═════ Exercise data

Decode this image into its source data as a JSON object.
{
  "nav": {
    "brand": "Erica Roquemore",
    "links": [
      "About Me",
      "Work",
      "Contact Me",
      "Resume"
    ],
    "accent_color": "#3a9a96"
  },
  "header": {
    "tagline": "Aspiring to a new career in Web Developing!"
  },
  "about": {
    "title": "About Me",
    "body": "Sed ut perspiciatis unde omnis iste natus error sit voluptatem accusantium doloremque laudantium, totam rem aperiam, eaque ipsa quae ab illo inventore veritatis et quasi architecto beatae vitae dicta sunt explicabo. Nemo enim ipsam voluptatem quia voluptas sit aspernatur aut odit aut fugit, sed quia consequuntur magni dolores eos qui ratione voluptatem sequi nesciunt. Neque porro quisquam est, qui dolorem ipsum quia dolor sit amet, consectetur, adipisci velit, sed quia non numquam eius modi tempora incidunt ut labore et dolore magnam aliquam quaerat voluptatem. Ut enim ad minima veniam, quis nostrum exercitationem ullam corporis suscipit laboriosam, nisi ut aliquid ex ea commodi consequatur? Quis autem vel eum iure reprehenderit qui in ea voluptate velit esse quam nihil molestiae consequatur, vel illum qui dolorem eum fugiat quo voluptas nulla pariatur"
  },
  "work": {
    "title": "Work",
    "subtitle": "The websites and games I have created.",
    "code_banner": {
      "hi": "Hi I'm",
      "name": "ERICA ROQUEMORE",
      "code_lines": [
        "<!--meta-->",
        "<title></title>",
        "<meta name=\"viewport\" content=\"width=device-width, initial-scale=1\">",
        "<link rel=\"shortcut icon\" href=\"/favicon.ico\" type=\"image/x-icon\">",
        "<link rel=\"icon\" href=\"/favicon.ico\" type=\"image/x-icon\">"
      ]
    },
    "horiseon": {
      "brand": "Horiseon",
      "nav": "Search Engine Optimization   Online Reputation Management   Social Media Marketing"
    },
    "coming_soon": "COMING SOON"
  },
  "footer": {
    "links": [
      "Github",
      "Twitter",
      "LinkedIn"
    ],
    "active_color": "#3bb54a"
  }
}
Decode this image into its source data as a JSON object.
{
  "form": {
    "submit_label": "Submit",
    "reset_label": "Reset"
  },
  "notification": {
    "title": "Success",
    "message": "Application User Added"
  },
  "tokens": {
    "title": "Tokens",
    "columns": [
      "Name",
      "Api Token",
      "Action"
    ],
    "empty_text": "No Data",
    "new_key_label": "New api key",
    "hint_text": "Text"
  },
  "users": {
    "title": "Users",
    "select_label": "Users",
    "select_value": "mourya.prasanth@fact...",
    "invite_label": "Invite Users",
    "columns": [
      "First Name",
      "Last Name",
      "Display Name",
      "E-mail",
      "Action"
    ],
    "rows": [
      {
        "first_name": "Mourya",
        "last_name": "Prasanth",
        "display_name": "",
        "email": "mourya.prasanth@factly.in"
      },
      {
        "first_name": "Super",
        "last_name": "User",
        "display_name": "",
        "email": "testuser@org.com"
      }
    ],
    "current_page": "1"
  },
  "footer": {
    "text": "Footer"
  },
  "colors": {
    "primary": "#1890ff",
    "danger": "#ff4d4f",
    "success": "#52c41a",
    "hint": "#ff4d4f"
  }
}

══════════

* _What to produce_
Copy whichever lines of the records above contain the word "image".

* _Task answer_
Decode this image into its source data as a JSON object.
        "<link rel=\"shortcut icon\" href=\"/favicon.ico\" type=\"image/x-icon\">",
        "<link rel=\"icon\" href=\"/favicon.ico\" type=\"image/x-icon\">"
Decode this image into its source data as a JSON object.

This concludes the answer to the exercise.